Sometimes the providence of God is especially kind. In the same week I was preparing for our 32nd sermon in our Genesis 1-11 series on Genesis 5:1-5, I received an email. Turned out to be a valuable sermon illustration. (I hope)
That was the subject line. And the first line of the email read in big bold letters:
RISK EVERYTHING, FEAR NOTHING & LIVE WITH NO REGRETS
As a pastor, I’m sort of used to getting emails with lines like this in them. I mean, that sort of sounds maybe a little Christian-esque doesn’t it? Maybe something you would receive from a missionary, preaching ministry, or maybe the tag line to a great new book.
And while the absence of the oxford comma certainly bugged me, it was what the email was really about that gripped me all the more. That made me pause for a moment and consider my own heart. That made me assess life in the “Bible-Belt”.
You see, this email wasn’t about Jesus. It wasn’t about His Kingdom. It wasn’t about the glory of God. It was about travel baseball for children.
The Reality of Death
I mentioned I was grateful for God’s kind providence in the email because I was preaching Genesis 5. And one of the things we see time and again in Genesis 5 is the Hebrew phrase וַיָּמֹֽת – “and he died.” Death reigns in Genesis 5 (with the exception of Enoch, but that’s for another post). Death is a reality in this fallen world. Adam died. Seth died. Enosh died. And even Methuselah, who lived for 969 years, eventually died.
And even if we could live for centuries like those in Genesis 5 did, death would come to us all too soon. Sooner than we were ready for. What regrets will you have about your short time on earth?
I’m not trying to ruin your day here but you are not going to live to be 969 years old. You may not even live to be 70 years old. And in reality, you’re not actually promised tomorrow. Death comes for us all.
So Many gods
Back to travel baseball. Risk everything. Fear nothing. Live with no regrets. Travel. Baseball. For children.
Every false god of this world asks you to sacrifice your all for it, but not every false god is so blatant. (Recently, we saw Michelle Williams with another blatant example in her sacrificing her child for a Golden Globe).
Risk everything. Fear nothing. Live with no regrets. So that your son may be an all American. Travel baseball consumes the lives of thousands of professing Christians as they forsake the local church in order to live vicariously through their children since tournaments like that aren’t really even about children anymore it seems.
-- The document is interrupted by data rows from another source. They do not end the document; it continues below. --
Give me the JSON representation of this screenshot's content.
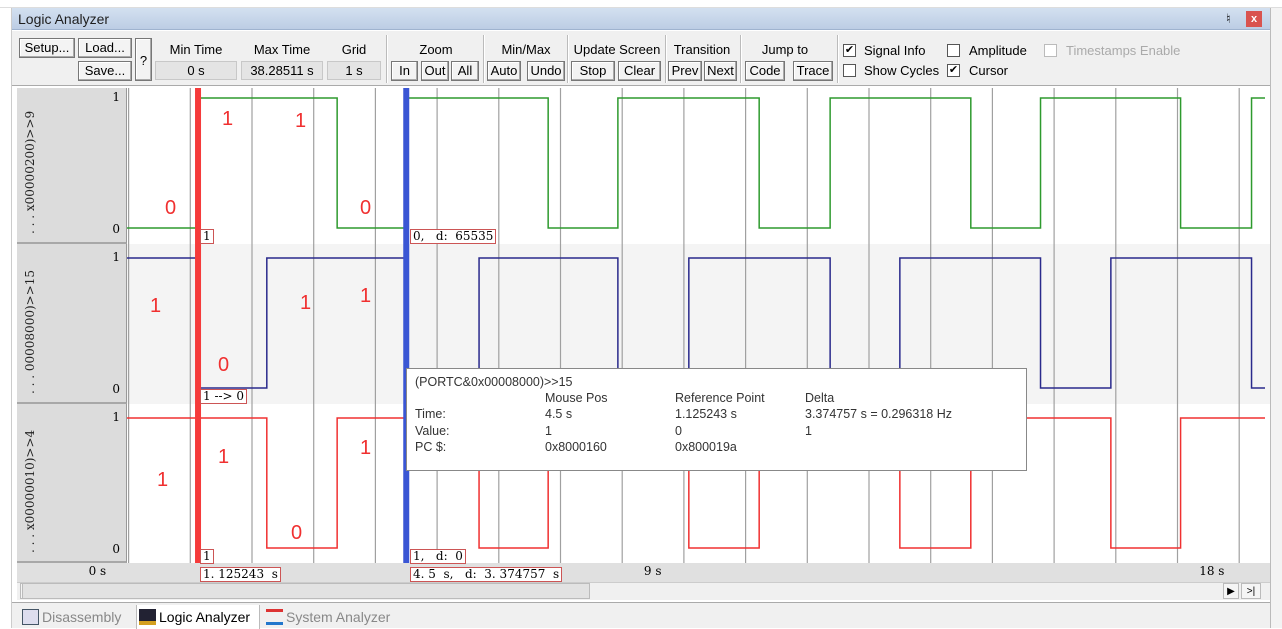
{
  "window": {
    "title": "Logic Analyzer",
    "pin_icon": "pin-icon",
    "close_label": "x"
  },
  "toolbar": {
    "setup": "Setup...",
    "load": "Load...",
    "save": "Save...",
    "help": "?",
    "min_time_label": "Min Time",
    "min_time": "0 s",
    "max_time_label": "Max Time",
    "max_time": "38.28511 s",
    "grid_label": "Grid",
    "grid": "1 s",
    "zoom_label": "Zoom",
    "zoom_in": "In",
    "zoom_out": "Out",
    "zoom_all": "All",
    "minmax_label": "Min/Max",
    "auto": "Auto",
    "undo": "Undo",
    "update_label": "Update Screen",
    "stop": "Stop",
    "clear": "Clear",
    "transition_label": "Transition",
    "prev": "Prev",
    "next": "Next",
    "jump_label": "Jump to",
    "code": "Code",
    "trace": "Trace",
    "checkboxes": [
      {
        "label": "Signal Info",
        "checked": true,
        "enabled": true
      },
      {
        "label": "Amplitude",
        "checked": false,
        "enabled": true
      },
      {
        "label": "Timestamps Enable",
        "checked": false,
        "enabled": false
      },
      {
        "label": "Show Cycles",
        "checked": false,
        "enabled": true
      },
      {
        "label": "Cursor",
        "checked": true,
        "enabled": true
      }
    ]
  },
  "signals": [
    {
      "name": ". . . x00000200)>>9",
      "high": "1",
      "low": "0",
      "color": "#2e9a2e",
      "initial": 0,
      "transitions": [
        1.125,
        3.38,
        4.5,
        6.8,
        7.93,
        10.22,
        11.37,
        13.65,
        14.78,
        17.05,
        18.2
      ]
    },
    {
      "name": ". . . 00008000)>>15",
      "high": "1",
      "low": "0",
      "color": "#2a2a8c",
      "initial": 1,
      "transitions": [
        1.125,
        2.24,
        4.5,
        5.68,
        7.93,
        9.08,
        11.37,
        12.5,
        14.78,
        15.92,
        18.2
      ]
    },
    {
      "name": ". . . x00000010)>>4",
      "high": "1",
      "low": "0",
      "color": "#f03030",
      "initial": 1,
      "transitions": [
        2.24,
        3.38,
        5.68,
        6.8,
        9.08,
        10.22,
        12.5,
        13.65,
        15.92,
        17.05
      ]
    }
  ],
  "time_axis": {
    "view_start_s": 0,
    "view_end_s": 18.42,
    "grid_s": 1,
    "labels": [
      "0 s",
      "9 s",
      "18 s"
    ],
    "label_values": [
      0,
      9,
      18
    ]
  },
  "cursors": {
    "reference": {
      "time_s": 1.125243,
      "color": "#f53b3b",
      "label": "1. 125243  s",
      "values": [
        "1",
        "1 --> 0",
        "1"
      ]
    },
    "mouse": {
      "time_s": 4.5,
      "color": "#3a56d4",
      "label": "4. 5  s,   d:  3. 374757  s",
      "values": [
        "0,   d:  65535",
        "",
        "1,   d:  0"
      ]
    }
  },
  "tooltip": {
    "signal": "(PORTC&0x00008000)>>15",
    "headers": [
      "Mouse Pos",
      "Reference Point",
      "Delta"
    ],
    "rows": [
      {
        "label": "Time:",
        "mouse": "4.5 s",
        "ref": "1.125243 s",
        "delta": "3.374757 s = 0.296318 Hz"
      },
      {
        "label": "Value:",
        "mouse": "1",
        "ref": "0",
        "delta": "1"
      },
      {
        "label": "PC $:",
        "mouse": "0x8000160",
        "ref": "0x800019a",
        "delta": ""
      }
    ]
  },
  "annotations": [
    "0",
    "1",
    "1",
    "0",
    "1",
    "0",
    "1",
    "1",
    "1",
    "1",
    "0",
    "1"
  ],
  "tabs": [
    {
      "label": "Disassembly",
      "active": false
    },
    {
      "label": "Logic Analyzer",
      "active": true
    },
    {
      "label": "System Analyzer",
      "active": false
    }
  ],
  "scroll": {
    "left_arrow": "◀",
    "right_arrow": "▶",
    "end": ">|"
  }
}
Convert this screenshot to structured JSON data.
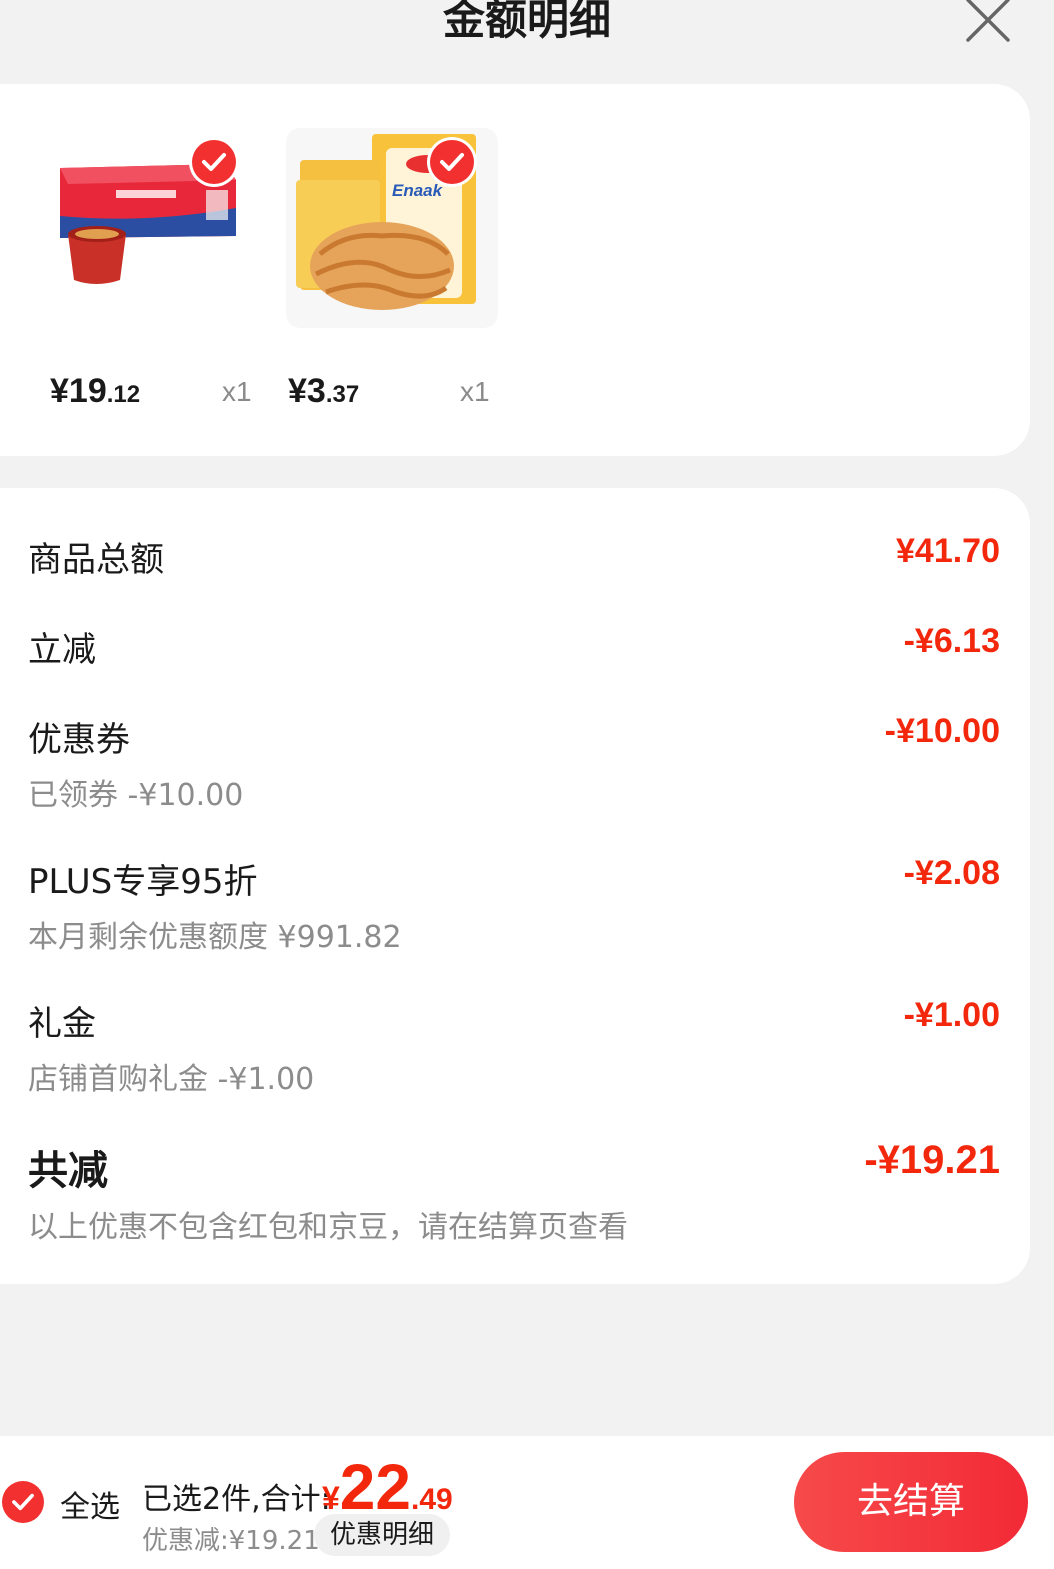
{
  "header": {
    "title": "金额明细"
  },
  "products": [
    {
      "price_yen": "¥",
      "price_int": "19",
      "price_dec": ".12",
      "qty": "x1"
    },
    {
      "price_yen": "¥",
      "price_int": "3",
      "price_dec": ".37",
      "qty": "x1",
      "brand_text": "Enaak"
    }
  ],
  "summary": {
    "rows": [
      {
        "label": "商品总额",
        "value": "¥41.70"
      },
      {
        "label": "立减",
        "value": "-¥6.13"
      },
      {
        "label": "优惠券",
        "value": "-¥10.00",
        "sub": "已领券 -¥10.00"
      },
      {
        "label": "PLUS专享95折",
        "value": "-¥2.08",
        "sub": "本月剩余优惠额度 ¥991.82"
      },
      {
        "label": "礼金",
        "value": "-¥1.00",
        "sub": "店铺首购礼金 -¥1.00"
      }
    ],
    "total": {
      "label": "共减",
      "value": "-¥19.21",
      "sub": "以上优惠不包含红包和京豆，请在结算页查看"
    }
  },
  "bottom": {
    "select_all": "全选",
    "selected": "已选2件,合计:",
    "total_yen": "¥",
    "total_int": "22",
    "total_dec": ".49",
    "discount": "优惠减:¥19.21",
    "discount_detail": "优惠明细",
    "checkout": "去结算"
  },
  "colors": {
    "accent": "#f2270c",
    "check": "#f23030",
    "background": "#f2f2f2"
  },
  "icons": [
    "close-icon",
    "check-icon"
  ]
}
Christians, have the gods of this world hijacked our purpose in Christ? Have they distracted us from the glory of eternal things? And it’s not just baseball of course. It’s basketball and football too. And it’s not just youth sports. It’s 401ks, or work, or fishing, or shopping, or television, or we could go on for hours here.
And so many profess to know Christ but their true allegiance are to the false gods of this world. One day they will hear Jesus say to them “Depart from me. I never knew you.”
Only One Life
In the words of CT Studd: “Only one life,’twill soon be past, Only what’s done for Christ will last. ”
The curse of death will happen to us all. And sooner than we are ready for. Oh, but living for Christ! There is eternal reward!
Yes, enjoy the good things of this world as good gifts from God. But enjoy them to the glory of God in Christ. Risk everything for the sake of Christ! Fear God and nothing else! And live with no regrets for the glory of God.
It’s amazing the number of years Adam had with his children and grandchildren. He almost lived to see Noah’s birth. Adam lived long enough to see 9 generations. That is amazing. But death still came. And, dear reader, you and I don’t have that same amount of time. And even if we did it would be too short to waste of the gods of this world.
I hope you can walk away from a post like this hungry to live a life that matters. How does this happen? It begins by recognizing who God is: the author and creator of life (see Genesis 5:1-2). He is the holy triune God of the universe, righteous and sovereign. He made us in His image and to glorify Him and enjoy Him forever.
We must see that Christ’s provision on the cross for our sins wasn’t so that we could live a godless autonomous life full of love for the world. It was to redeem us. And bring us to God that we may adore Him. That we may obey Him. That we may live our lives to the fullest in Him.
Are you trusting Christ in that way?
This sort of gospel mentality puts everything else into perspective. It makes everything else grow strangely dim in the light of Christ’s glory. I’m not asking you to feel guilty for not doing more or whatever. I’m trying to go much deeper than that. I’m trying to get us to see the grander picture of why life matters. God is the author of our lives and has given us this tremendous gift.
Will we regret the moments, the money, the effort, or the years we spent for service to Christ? Will we say we wish we would have loved Him less? Lived for Him less? Gave up less for Him? How might a gospel perspective on the meaning of life change your finances? Or your habits? Or your hobbies? Or your goals? Or the time with your children and grandchildren? How might it cause us to see all people differently since you know death will come to them too?
Jim Elliot once wrote, “He is no fool who gives what he cannot keep to gain what he cannot lose.” That is a life of no regrets. Rest your sins in King Jesus and seek His Kingdom. Risk everything. Fear nothing (except God!). And live with no regrets.